July 31 2013 at 6:36 PM Report abuse +1 rate up rate down Reply
killkubota

Ok. In other words, Krauthammer's god, the free market, is actually far more dangerous to children born in poverty, than drug use while in vitro. So, its Krauthammer that's the problem, and not the crack cocaine. Funny how that has worked out. I never like that sniveling appologist for capitalism's excesses. Nice to see that he was wrong. Means he's been wrong most of his career. But, of course, he'll never be confronted and held to account. Media never eats its own.

July 31 2013 at 4:59 PM Report abuse rate up rate down Reply
Charlene

To starmap: Many times racism still exists in the US as if it is still 1950s. But you would not understand that since you are obviously not a person of color and have not had these experiences

Also, I do not agree with this article. As a middle school teacher, I have first hand experience with the ravages of crack on children.

July 31 2013 at 4:40 PM Report abuse rate up rate down Reply
boozerwilson

Poverty just doesn’t draw the headlines, so it is ignored. “The poor will always be among us…” and other idiotic shibboleths are used to justify it. If it were possible to profit from poverty, there would be a stampede of capitalists rushing to benefit from it, Krauthammer’s self-righteous pronouncements notwithstanding.

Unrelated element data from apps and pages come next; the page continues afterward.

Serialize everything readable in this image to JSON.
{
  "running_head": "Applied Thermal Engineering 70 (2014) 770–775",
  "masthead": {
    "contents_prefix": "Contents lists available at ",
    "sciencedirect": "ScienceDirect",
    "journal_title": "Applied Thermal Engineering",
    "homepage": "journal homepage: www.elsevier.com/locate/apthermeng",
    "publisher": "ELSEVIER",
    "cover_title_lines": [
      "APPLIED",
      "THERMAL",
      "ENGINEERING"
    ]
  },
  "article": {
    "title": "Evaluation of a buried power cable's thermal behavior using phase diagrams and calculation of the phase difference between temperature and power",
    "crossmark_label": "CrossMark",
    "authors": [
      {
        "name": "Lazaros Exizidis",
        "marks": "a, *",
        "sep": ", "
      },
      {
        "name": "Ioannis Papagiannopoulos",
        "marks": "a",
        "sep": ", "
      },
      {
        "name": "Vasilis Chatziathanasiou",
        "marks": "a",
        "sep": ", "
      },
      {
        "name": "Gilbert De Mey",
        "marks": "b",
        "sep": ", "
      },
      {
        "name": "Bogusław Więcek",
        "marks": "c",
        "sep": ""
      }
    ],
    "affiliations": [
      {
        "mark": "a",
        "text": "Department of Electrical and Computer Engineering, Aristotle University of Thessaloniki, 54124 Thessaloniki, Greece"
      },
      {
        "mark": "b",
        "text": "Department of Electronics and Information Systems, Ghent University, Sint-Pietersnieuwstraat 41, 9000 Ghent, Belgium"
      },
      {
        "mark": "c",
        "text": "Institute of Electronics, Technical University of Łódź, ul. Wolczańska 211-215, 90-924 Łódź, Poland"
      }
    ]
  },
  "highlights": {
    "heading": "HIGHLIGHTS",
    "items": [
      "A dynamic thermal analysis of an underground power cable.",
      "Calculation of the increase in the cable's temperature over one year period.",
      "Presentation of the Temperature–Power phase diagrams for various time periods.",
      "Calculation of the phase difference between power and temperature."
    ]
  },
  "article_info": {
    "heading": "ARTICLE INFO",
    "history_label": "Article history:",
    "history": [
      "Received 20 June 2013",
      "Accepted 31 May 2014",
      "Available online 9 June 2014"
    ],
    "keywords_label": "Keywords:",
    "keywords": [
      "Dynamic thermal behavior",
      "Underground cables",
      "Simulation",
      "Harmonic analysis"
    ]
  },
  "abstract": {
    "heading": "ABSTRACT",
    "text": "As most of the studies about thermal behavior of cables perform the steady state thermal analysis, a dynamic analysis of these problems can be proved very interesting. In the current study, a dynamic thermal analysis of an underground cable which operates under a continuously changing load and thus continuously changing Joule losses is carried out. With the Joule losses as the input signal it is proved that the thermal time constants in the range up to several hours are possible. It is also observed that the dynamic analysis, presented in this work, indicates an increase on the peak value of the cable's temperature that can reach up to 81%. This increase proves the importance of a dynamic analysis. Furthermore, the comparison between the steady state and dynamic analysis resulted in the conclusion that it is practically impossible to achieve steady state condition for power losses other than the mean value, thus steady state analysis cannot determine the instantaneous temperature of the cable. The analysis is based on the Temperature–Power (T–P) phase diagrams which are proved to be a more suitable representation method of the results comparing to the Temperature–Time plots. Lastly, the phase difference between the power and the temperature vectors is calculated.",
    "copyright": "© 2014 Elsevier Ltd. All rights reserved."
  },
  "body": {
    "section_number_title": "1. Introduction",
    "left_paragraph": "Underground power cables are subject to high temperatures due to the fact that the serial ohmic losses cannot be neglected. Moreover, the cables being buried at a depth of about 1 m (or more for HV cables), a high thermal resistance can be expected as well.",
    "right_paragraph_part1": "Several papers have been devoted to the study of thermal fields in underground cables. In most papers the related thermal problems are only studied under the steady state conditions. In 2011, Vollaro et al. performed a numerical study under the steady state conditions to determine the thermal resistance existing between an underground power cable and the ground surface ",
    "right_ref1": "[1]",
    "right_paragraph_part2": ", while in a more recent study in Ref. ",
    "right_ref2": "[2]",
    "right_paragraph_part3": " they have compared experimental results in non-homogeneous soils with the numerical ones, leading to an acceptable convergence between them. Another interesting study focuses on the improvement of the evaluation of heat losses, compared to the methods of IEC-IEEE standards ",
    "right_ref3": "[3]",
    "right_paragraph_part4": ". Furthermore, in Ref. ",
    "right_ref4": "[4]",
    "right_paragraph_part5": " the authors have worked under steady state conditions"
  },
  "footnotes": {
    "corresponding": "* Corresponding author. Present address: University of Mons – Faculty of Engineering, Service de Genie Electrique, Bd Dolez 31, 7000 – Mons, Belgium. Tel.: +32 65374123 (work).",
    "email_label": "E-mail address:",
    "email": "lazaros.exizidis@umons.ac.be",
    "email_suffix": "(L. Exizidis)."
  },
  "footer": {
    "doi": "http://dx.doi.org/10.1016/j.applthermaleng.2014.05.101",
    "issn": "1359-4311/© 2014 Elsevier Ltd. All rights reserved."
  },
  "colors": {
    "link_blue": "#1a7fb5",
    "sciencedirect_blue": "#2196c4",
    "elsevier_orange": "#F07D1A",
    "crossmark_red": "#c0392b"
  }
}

July 31 2013 at 3:58 PM Report abuse rate up rate down Reply
koos458

Nothing here but blame. No one cares for the children themselves. Like right out of Dickens. Folks here would rather build prisons than schools.

July 31 2013 at 1:43 PM Report abuse -1 rate up rate down Reply